• The role of urokinase plasminogen activator receptor (uPAR) on forebrain GABAergic interneuron development

      Bae, Mihyun; Powell, Elizabeth M. (Elizabeth Mary) (2009)

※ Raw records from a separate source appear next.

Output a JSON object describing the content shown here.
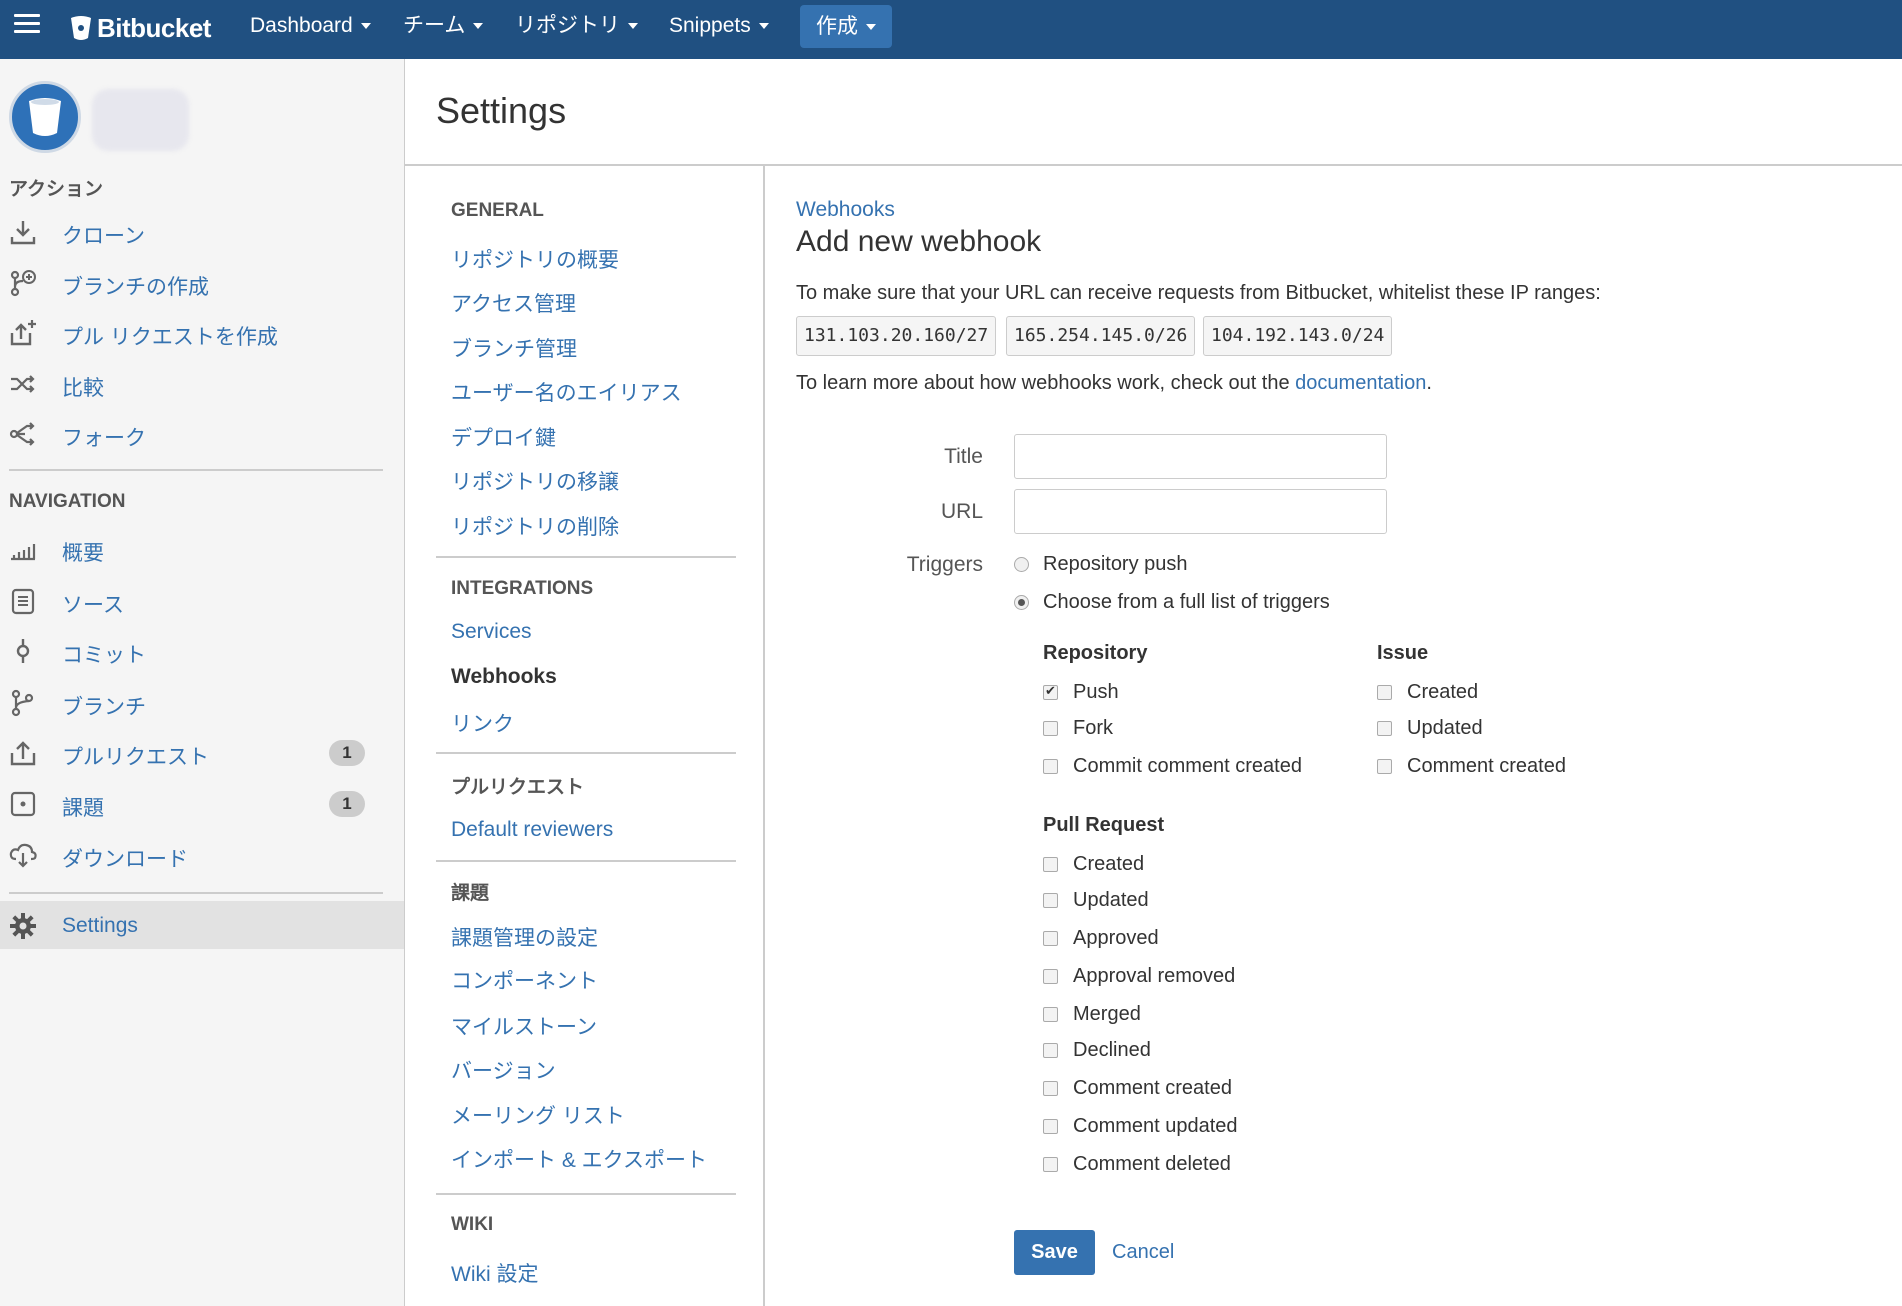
{
  "topbar": {
    "brand": "Bitbucket",
    "nav": [
      {
        "label": "Dashboard"
      },
      {
        "label": "チーム"
      },
      {
        "label": "リポジトリ"
      },
      {
        "label": "Snippets"
      }
    ],
    "create_label": "作成"
  },
  "sidebar": {
    "actions_heading": "アクション",
    "actions": [
      {
        "label": "クローン",
        "icon": "download-icon"
      },
      {
        "label": "ブランチの作成",
        "icon": "branch-add-icon"
      },
      {
        "label": "プル リクエストを作成",
        "icon": "pull-request-add-icon"
      },
      {
        "label": "比較",
        "icon": "compare-icon"
      },
      {
        "label": "フォーク",
        "icon": "fork-icon"
      }
    ],
    "navigation_heading": "NAVIGATION",
    "navigation": [
      {
        "label": "概要",
        "icon": "bar-chart-icon"
      },
      {
        "label": "ソース",
        "icon": "file-icon"
      },
      {
        "label": "コミット",
        "icon": "commit-icon"
      },
      {
        "label": "ブランチ",
        "icon": "branch-icon"
      },
      {
        "label": "プルリクエスト",
        "icon": "pull-request-icon",
        "badge": "1"
      },
      {
        "label": "課題",
        "icon": "issue-icon",
        "badge": "1"
      },
      {
        "label": "ダウンロード",
        "icon": "cloud-download-icon"
      }
    ],
    "settings_label": "Settings"
  },
  "page": {
    "title": "Settings"
  },
  "settings_nav": {
    "general_heading": "GENERAL",
    "general": [
      "リポジトリの概要",
      "アクセス管理",
      "ブランチ管理",
      "ユーザー名のエイリアス",
      "デプロイ鍵",
      "リポジトリの移譲",
      "リポジトリの削除"
    ],
    "integrations_heading": "INTEGRATIONS",
    "integrations": [
      "Services",
      "Webhooks",
      "リンク"
    ],
    "pr_heading": "プルリクエスト",
    "pr": [
      "Default reviewers"
    ],
    "issues_heading": "課題",
    "issues": [
      "課題管理の設定",
      "コンポーネント",
      "マイルストーン",
      "バージョン",
      "メーリング リスト",
      "インポート & エクスポート"
    ],
    "wiki_heading": "WIKI",
    "wiki": [
      "Wiki 設定"
    ]
  },
  "main": {
    "breadcrumb": "Webhooks",
    "heading": "Add new webhook",
    "whitelist_text": "To make sure that your URL can receive requests from Bitbucket, whitelist these IP ranges:",
    "ip_ranges": [
      "131.103.20.160/27",
      "165.254.145.0/26",
      "104.192.143.0/24"
    ],
    "learn_prefix": "To learn more about how webhooks work, check out the ",
    "learn_link": "documentation",
    "learn_suffix": ".",
    "title_label": "Title",
    "title_value": "",
    "url_label": "URL",
    "url_value": "",
    "triggers_label": "Triggers",
    "trigger_options": [
      {
        "label": "Repository push",
        "selected": false
      },
      {
        "label": "Choose from a full list of triggers",
        "selected": true
      }
    ],
    "repository_heading": "Repository",
    "repository_triggers": [
      {
        "label": "Push",
        "checked": true
      },
      {
        "label": "Fork",
        "checked": false
      },
      {
        "label": "Commit comment created",
        "checked": false
      }
    ],
    "issue_heading": "Issue",
    "issue_triggers": [
      {
        "label": "Created",
        "checked": false
      },
      {
        "label": "Updated",
        "checked": false
      },
      {
        "label": "Comment created",
        "checked": false
      }
    ],
    "pull_request_heading": "Pull Request",
    "pull_request_triggers": [
      {
        "label": "Created",
        "checked": false
      },
      {
        "label": "Updated",
        "checked": false
      },
      {
        "label": "Approved",
        "checked": false
      },
      {
        "label": "Approval removed",
        "checked": false
      },
      {
        "label": "Merged",
        "checked": false
      },
      {
        "label": "Declined",
        "checked": false
      },
      {
        "label": "Comment created",
        "checked": false
      },
      {
        "label": "Comment updated",
        "checked": false
      },
      {
        "label": "Comment deleted",
        "checked": false
      }
    ],
    "save_label": "Save",
    "cancel_label": "Cancel"
  },
  "colors": {
    "topbar": "#205081",
    "link": "#3572b0",
    "button": "#3572b0"
  }
}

      Although GABAergic interneurons are only a small portion of neurons in the cerebral cortex, they have powerful influence on excitatory neurons and the overall function of neural networks. The disruption of GABAergic interneuron development causes an imbalance between excitation and inhibition and, consequently, a perturbation in overall circuitry. It has been reported that altered interneuron development causes a number of neurological disorders including epilepsy. Studies about the molecular mechanisms involved in GABAergic interneurons development are important to understand the mechanisms underlying neurological disorders. When the urokinase type plasminogen activator receptor (uPAR, gene symbol: Plaur) is genetically eliminated, migration of GABAergic interneurons is altered embryonically. This defect has been attributed to the reduction of hepatocyte growth factor/scatter factor (HGF/SF) levels. In the adult, lack of uPAR causes the reduction of GABAergic interneurons in cerebral cortex and consequently, increased seizure susceptibility and enhanced anxiety. Here I investigate the role of uPAR on postnatal GABAergic interneurons and if the GABAergic interneuron defects in the absence of Plaur can be rescued by postnatal supplementation of HGF/SF. Loss of uPAR alters HGF/SF levels and affects cell proliferation, maturation, and survival during postnatal GABAergic interneuron development in the somatosensory cortex. The defects of GABAergic interneurons are also found in rostral part of forebrain, including the striatum and frontal cortical areas. Postnatal supplementation of HGF/SF can recover some of the GABAergic interneuron development defects, and GABAergic interneurons appear to be properly functional. My thesis work suggests that uPAR regulates postnatal GABAergic interneuron development in the forebrain as a regulator of HGF/SF levels. This molecular mechanism is important to develop potential therapeutic methods for epilepsy.